Psalm 13: How Long?

How long, Lord? Will you forget me forever?
    How long will you hide your face from me?
How long must I wrestle with my thoughts
    and day after day have sorrow in my heart?
    How long will my enemy triumph over me?

Look on me and answer, Lord my God.
    Give light to my eyes, or I will sleep in death,
and my enemy will say, “I have overcome him,”
    and my foes will rejoice when I fall.

But I trust in your unfailing love;
    my heart rejoices in your salvation.
I will sing the Lord’s praise,
    for he has been good to me.

– Psalm 13

Again, these words have a very contemporary ring. If Psalm 12 was about problems out there in the world, Psalm 13 is much more personal, it’s not about problems they face, it’s about the problems I face! This hasn’t been the first time we’ve met this theme in the Psalms and it won’t be the last. Why? Because undeserved suffering is a constant recurring theme in our lives.

Job says we are born to trouble as surely as sparks fly upward from the fire and Jesus himself tells us that in this world you will have trouble. So, what to do?

The first thing to do is to confront reality, not to escape from it or pretend that everything is alright when it so obviously isn’t. ‘The Psalms train us in honest prayer.’ (Eugene Peterson)

The second thing to do, as always, is to take our troubles to God and even if necessary to express our frustration with him. Don’t worry God is big enough to cope with that (the whole of Job!).

The third thing, as we turn to God, is to find hope in him. ‘The psalmist is clear that the dread situation is beyond his own coping. There will be no way out of the trouble unless YHWH can act’ (Brueggemann).

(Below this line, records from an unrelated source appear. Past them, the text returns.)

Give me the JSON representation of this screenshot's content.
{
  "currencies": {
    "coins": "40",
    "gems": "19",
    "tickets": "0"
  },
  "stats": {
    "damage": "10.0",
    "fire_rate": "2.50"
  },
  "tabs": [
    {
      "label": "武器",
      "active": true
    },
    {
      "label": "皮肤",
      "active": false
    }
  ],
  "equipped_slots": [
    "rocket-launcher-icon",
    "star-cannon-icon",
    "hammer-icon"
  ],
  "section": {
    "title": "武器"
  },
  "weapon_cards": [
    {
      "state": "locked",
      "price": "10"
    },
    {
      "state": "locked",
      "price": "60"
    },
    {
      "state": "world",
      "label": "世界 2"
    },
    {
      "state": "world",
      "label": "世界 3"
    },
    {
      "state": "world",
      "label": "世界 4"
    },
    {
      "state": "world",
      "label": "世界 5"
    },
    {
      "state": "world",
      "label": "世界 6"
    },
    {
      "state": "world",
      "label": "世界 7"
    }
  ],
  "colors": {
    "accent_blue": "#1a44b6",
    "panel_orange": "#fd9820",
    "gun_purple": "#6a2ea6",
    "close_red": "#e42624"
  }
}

It is not entirely evident whether verses 5–6 are a response to God’s action or an anticipation of God’s action but it as we trust in his unfailing love (shown to us most clearly in Jesus), as we see that depth of that love (shown to us most clearly at the cross) and the transforming power of that love (shown to us most clearly in an empty tomb) that we can begin to sing again – even if it’s still dark outside.